Frantic buying of slots at London Heathrow in time for the 2008 summer season has resulted in the four US non- Bermuda II carriers gaining access to Heathrow to varying degrees.
Continental has reported in a SEC filing that it paid $209m for its four daily (28 weekly) slot pairs to operate Newark and Houston flights; Delta (JFK and Atlanta) and Northwest (Detroit, Minneapolis and Seattle) have acquired three daily slot pairs while US Airways has acquired a single daily slot to operate a Philadelphia service.
Sellers of slots at LHR include: GB Airways (four), Alitalia (three), KLM (two) and Air France (two). The chart below shows that the European flag carriers retain a sizeable presence at Heathrow should they wish to either sell their slots, operate long–haul services in conjunction with alliance partners or — as in the case of Air France with its new Los Angeles service — operate their own metal, gate permitting. The two most interesting slot portfolios to keep an eye on for 2009 are bmi and Alitalia, the former of which may be about to embark on a transformational transaction that may see it become part of the Lufthansa group, and the latter of which is likely to become part of the Air France/KLM empire (see Briefing, page 10).While planned capacity and movements from London Heathrow to the US have increased by a headline inducing level of more than 20% in the summer of 2008 compared with the summer of 2007, the total capacity between all five London airports and the US has increased by just over 9%, reflecting the fact that many airlines have shifted certain Gatwick–US operations that could not operate ex- Heathrow due to Bermuda II (e.g. Houston, Dallas and Atlanta).
There has been a considerable amount of speculation about a transatlantic price war. We're not sure what form, if any, this will take.
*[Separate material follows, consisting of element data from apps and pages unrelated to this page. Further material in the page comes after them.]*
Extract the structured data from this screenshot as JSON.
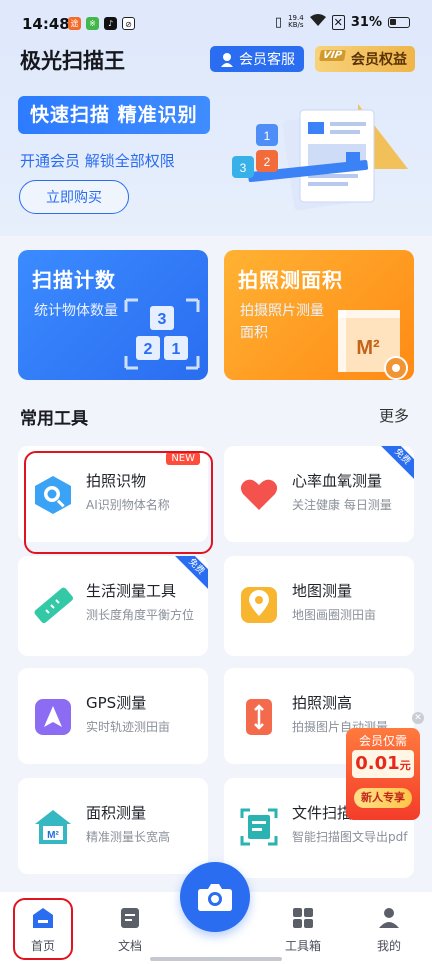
{
  "status_bar": {
    "time": "14:48",
    "net_speed": "19.4",
    "net_unit": "KB/s",
    "battery": "31%"
  },
  "header": {
    "title": "极光扫描王",
    "service_label": "会员客服",
    "vip_tag": "VIP",
    "vip_label": "会员权益"
  },
  "banner": {
    "headline": "快速扫描 精准识别",
    "subtitle": "开通会员 解锁全部权限",
    "buy_label": "立即购买"
  },
  "features": [
    {
      "title": "扫描计数",
      "desc": "统计物体数量"
    },
    {
      "title": "拍照测面积",
      "desc": "拍摄照片测量面积"
    }
  ],
  "tools_section": {
    "title": "常用工具",
    "more": "更多"
  },
  "tools": [
    {
      "name": "拍照识物",
      "desc": "AI识别物体名称",
      "badge": "NEW"
    },
    {
      "name": "心率血氧测量",
      "desc": "关注健康 每日测量",
      "badge": "免费"
    },
    {
      "name": "生活测量工具",
      "desc": "测长度角度平衡方位",
      "badge": "免费"
    },
    {
      "name": "地图测量",
      "desc": "地图画圈测田亩",
      "badge": ""
    },
    {
      "name": "GPS测量",
      "desc": "实时轨迹测田亩",
      "badge": ""
    },
    {
      "name": "拍照测高",
      "desc": "拍摄图片自动测量",
      "badge": ""
    },
    {
      "name": "面积测量",
      "desc": "精准测量长宽高",
      "badge": ""
    },
    {
      "name": "文件扫描",
      "desc": "智能扫描图文导出pdf",
      "badge": ""
    }
  ],
  "promo": {
    "line1": "会员仅需",
    "price": "0.01",
    "unit": "元",
    "cta": "新人专享"
  },
  "bottom_nav": {
    "home": "首页",
    "docs": "文档",
    "toolbox": "工具箱",
    "mine": "我的"
  },
  "colors": {
    "accent": "#2a6df0",
    "orange": "#ff8a14",
    "highlight": "#e0131e"
  }
}
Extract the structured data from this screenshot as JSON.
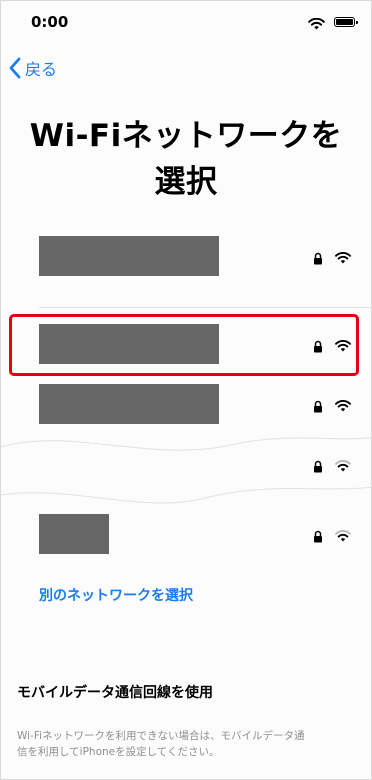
{
  "status_bar": {
    "time": "0:00",
    "wifi_icon": "wifi-icon",
    "battery_icon": "battery-icon"
  },
  "nav": {
    "back_label": "戻る",
    "back_icon": "chevron-left-icon"
  },
  "title": {
    "line1": "Wi-Fiネットワークを",
    "line2": "選択"
  },
  "networks": [
    {
      "redacted": true,
      "locked": true,
      "signal": "full",
      "selected": false
    },
    {
      "redacted": true,
      "locked": true,
      "signal": "full",
      "selected": true
    },
    {
      "redacted": true,
      "locked": true,
      "signal": "full",
      "selected": false
    },
    {
      "redacted": true,
      "locked": true,
      "signal": "weak",
      "selected": false
    },
    {
      "redacted": true,
      "locked": true,
      "signal": "weak",
      "selected": false
    }
  ],
  "other_network_label": "別のネットワークを選択",
  "cellular": {
    "heading": "モバイルデータ通信回線を使用",
    "note_line1": "Wi-Fiネットワークを利用できない場合は、モバイルデータ通",
    "note_line2": "信を利用してiPhoneを設定してください。"
  },
  "colors": {
    "accent": "#1a7cf2",
    "highlight": "#e00012",
    "redaction": "#666666",
    "note_text": "#8e8e93"
  }
}
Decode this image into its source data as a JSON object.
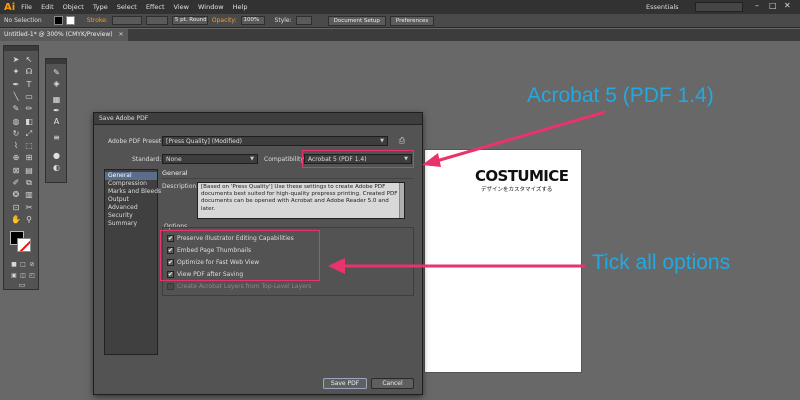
{
  "app": {
    "logo": "Ai",
    "menu": [
      "File",
      "Edit",
      "Object",
      "Type",
      "Select",
      "Effect",
      "View",
      "Window",
      "Help"
    ],
    "workspace": "Essentials",
    "window_controls": [
      "–",
      "□",
      "✕"
    ]
  },
  "control_bar": {
    "selection": "No Selection",
    "stroke_label": "Stroke:",
    "brush": "5 pt. Round",
    "opacity_label": "Opacity:",
    "opacity_value": "100%",
    "style_label": "Style:",
    "document_setup": "Document Setup",
    "preferences": "Preferences"
  },
  "document_tab": {
    "title": "Untitled-1* @ 300% (CMYK/Preview)",
    "close": "✕"
  },
  "tools": {
    "icons": [
      "selection-icon",
      "direct-selection-icon",
      "magic-wand-icon",
      "lasso-icon",
      "pen-icon",
      "type-icon",
      "line-icon",
      "rectangle-icon",
      "paintbrush-icon",
      "pencil-icon",
      "blob-brush-icon",
      "eraser-icon",
      "rotate-icon",
      "scale-icon",
      "width-icon",
      "free-transform-icon",
      "shape-builder-icon",
      "perspective-icon",
      "mesh-icon",
      "gradient-icon",
      "eyedropper-icon",
      "blend-icon",
      "symbol-sprayer-icon",
      "graph-icon",
      "artboard-icon",
      "slice-icon",
      "hand-icon",
      "zoom-icon"
    ]
  },
  "dialog": {
    "title": "Save Adobe PDF",
    "preset_label": "Adobe PDF Preset:",
    "preset_value": "[Press Quality] (Modified)",
    "standard_label": "Standard:",
    "standard_value": "None",
    "compatibility_label": "Compatibility:",
    "compatibility_value": "Acrobat 5 (PDF 1.4)",
    "categories": [
      "General",
      "Compression",
      "Marks and Bleeds",
      "Output",
      "Advanced",
      "Security",
      "Summary"
    ],
    "section_title": "General",
    "description_label": "Description:",
    "description": "[Based on 'Press Quality'] Use these settings to create Adobe PDF documents best suited for high-quality prepress printing.  Created PDF documents can be opened with Acrobat and Adobe Reader 5.0 and later.",
    "options_label": "Options",
    "options": [
      {
        "label": "Preserve Illustrator Editing Capabilities",
        "checked": true
      },
      {
        "label": "Embed Page Thumbnails",
        "checked": true
      },
      {
        "label": "Optimize for Fast Web View",
        "checked": true
      },
      {
        "label": "View PDF after Saving",
        "checked": true
      },
      {
        "label": "Create Acrobat Layers from Top-Level Layers",
        "checked": false,
        "disabled": true
      }
    ],
    "save_button": "Save PDF",
    "cancel_button": "Cancel"
  },
  "artboard": {
    "brand": "COSTUMICE",
    "subtitle": "デザインをカスタマイズする"
  },
  "annotations": {
    "compatibility_callout": "Acrobat 5 (PDF 1.4)",
    "options_callout": "Tick all options",
    "text_color": "#24a8e0",
    "highlight_color": "#e8336b"
  }
}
Yield per RPK for BA on US routes has historically been lower than that of Air France and Lufthansa operating from their respective continental hubs.
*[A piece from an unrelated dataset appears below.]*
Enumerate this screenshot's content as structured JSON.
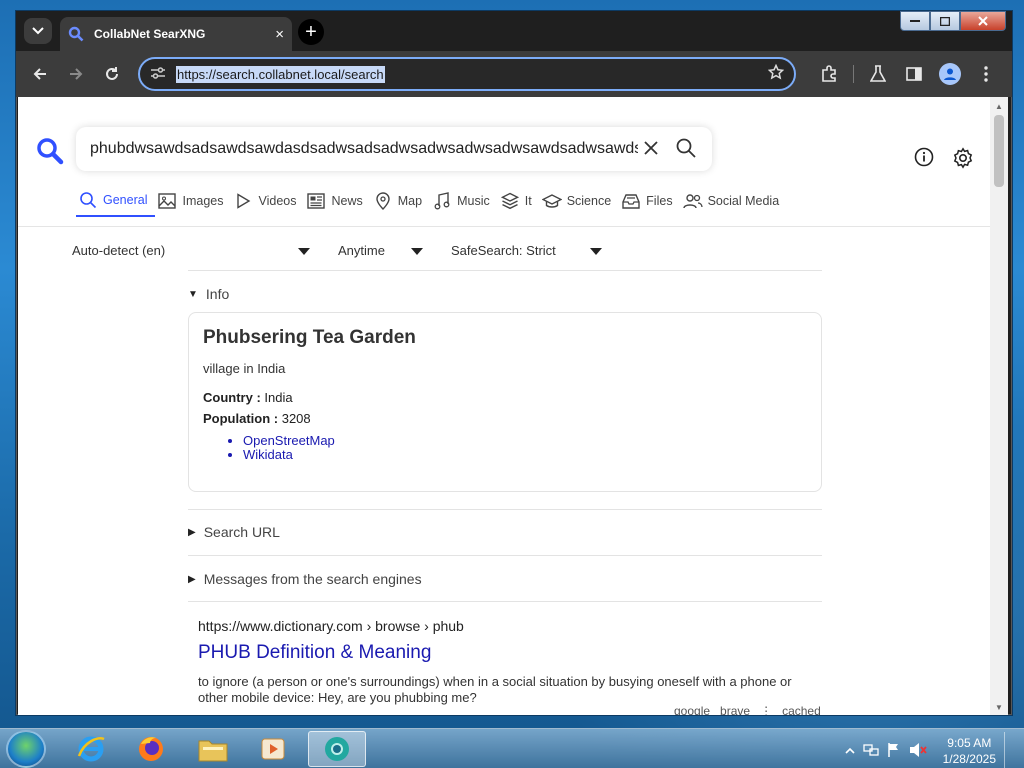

There isn’t therefore much incentive for the continental network carriers to engage in a price war in order to attract economy leisure passengers, who are profit neutral at best. The UK to US and continental to US markets are in any case largely separate.
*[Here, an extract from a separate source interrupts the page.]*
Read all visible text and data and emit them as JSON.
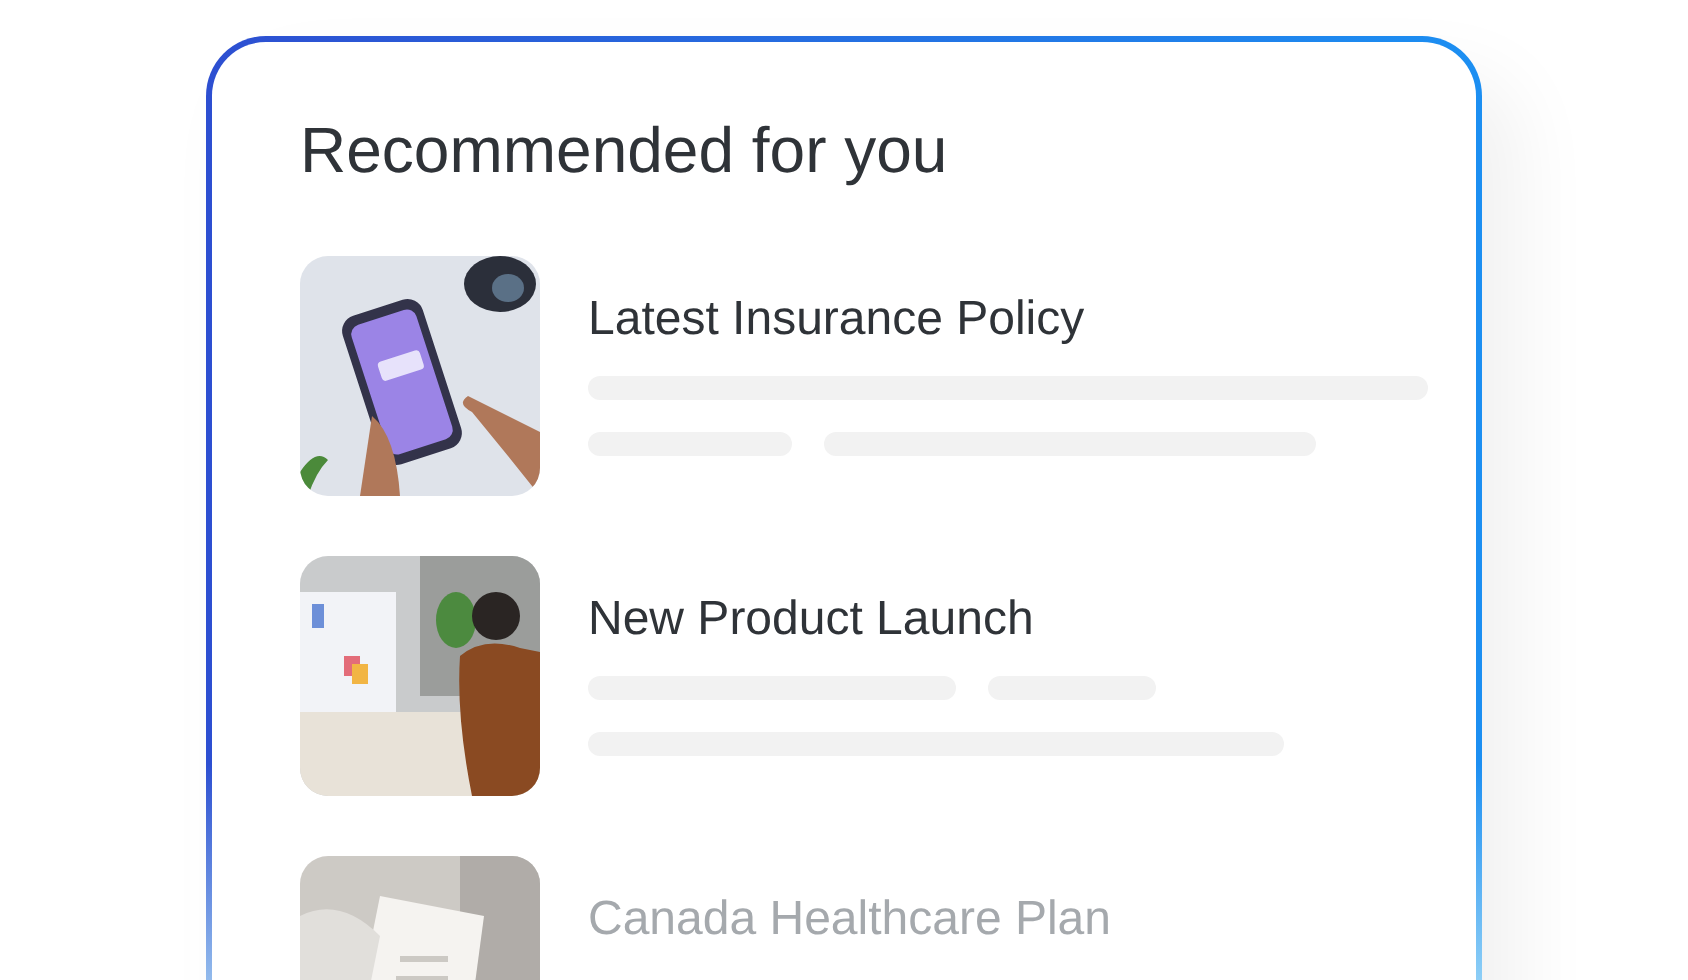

However, there is a concern that the mere presence of Delta, Northwest, Continental and US Airways at Heathrow could shut the door for what has been hitherto been a lucrative source of revenue for Virgin and BA: employees of US firms with corporate contracts with one of the four non–LHR US carriers who could exploit the fact that their 'designated carrier' did not serve Heathrow by taking their business to one of the two UK carriers.
These passengers were often booking unrestricted premium travel tickets, and this option may no longer be available to them. This could also impact Eos as well, and Silverjet to a lesser extent.
While the macro–economic indicators are pointing south, the relatively strong pound against the US$ should help to compensate as the number of UK outbound passengers on transatlantic flights is higher than US outbound passengers, and for 2007 remained very strong. Lastly, Terminal 5 opens on March 27th. We have some concerns about T5 as there seem to be niggling issues with baggage handling systems. Furthermore, there is considerable doubt that passengers are going to be enthused about the newly introduced biometric testing, even for domestic flights.
However, the facility should be impressive, but so too will be the amount of free space in the other terminals created by BA’s withdrawal — starting with Terminal 1 at the outset and followed by Terminal 4 once BA has moved across its long–haul operations to Terminal 5 on the planned date of April 30th. It’s set to be an interesting summer season at London Heathrow.